The football fraternity was thrown into mourning when the news broke that the plane conveying Argentine striker, Emiliano Sala to his new club Cardiff City had gone missing.
As our hearts go out to the families of Sala and the pilot, we remember similar incidents that threw the soccer fraternity into mourning.
1. On the evening of November 28, 2016, LaMia Flight 2933, which had 77 people on board, including almost the entire first team and managerial staff of Chapecoense, a Brazilian football club, crashed as it approached Medellin, Colombia.
The plane ran out of fuel after the pilot skipped a refuelling stop. When they approached the airport, the pilot informed air traffic controllers that they needed to be granted priority landing because they had run out of fuel. Unfortunately, another plane with a fuel leakage problem had already been granted priority landing. So, they were asked to wait for seven minutes. Sadly, the plane went down some minutes later. There were six survivors including three players.
2. It was on the evening of April 27, 1993, the Zambian National Team known as the Copper Bullets were on their way to Dakar, Senegal to take on the Teranga Lions of Senegal in a U. S. A. 94 World Cup qualifier.
The plane was a DHC-5 Buffalo from the Zambian Air Force. There were 25 passengers and five crew members. They were scheduled to make three refuelling stopovers before they hit Dakar. After the first stop in Brazzaville, Congo, some engine problems were noted. Yet, the flight continued to Libreville, Gabon for the second refuelling. The third refuelling was to be done in Abidjan, Ivory Coast, but it never happened. As soon as they took off from Libreville, the left engine caught fire. The pilot wanted to shut down the engine on fire, but instead, shut down the right engine. The plane, having lost all power during the climb from the Libreville Airport, fell into the Atlantic Ocean. Some reports have it that the pilot’s error was due to fatigue while others claim that it was possible that the dashboard did not correctly signal which engine was on fire. There were no survivors.
3. Manchester United had eliminated the Red Stars of Belgrade on February 8, 1958, to advance to the semi-finals of the European Cup. On their way home, they stopped to refuel in Munich, Germany.
Their pilots, James Thain and Kenneth Rayment, made two failed attempts to take-off because of boost surging in the left engine. In order to meet their schedule, Captain Thain rejected an overnight stay in Munich. Meanwhile, snow had started falling, causing a layer of slush to form at the end of the runway. The third attempt at take-off saw the plane hit the slush, plough through a fence beyond the end of the runway, and the left wing was torn off after hitting a house. Out of the 44 persons on board, only 21 survived.

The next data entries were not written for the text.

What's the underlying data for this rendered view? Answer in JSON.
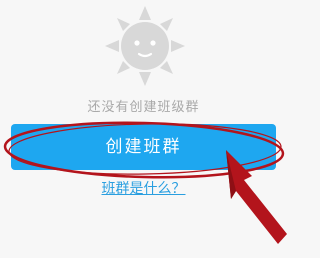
{
  "empty_state": {
    "icon": "empty-class-sun-face-icon",
    "message": "还没有创建班级群"
  },
  "primary_action": {
    "label": "创建班群"
  },
  "help": {
    "link_text": "班群是什么？"
  },
  "colors": {
    "background": "#f7f7f7",
    "button": "#1ea7f0",
    "link": "#2a9fe0",
    "muted_text": "#a9a9a9",
    "annotation": "#b3141c"
  }
}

Written by Delight Caesar
Email address: firstname.lastname@example.org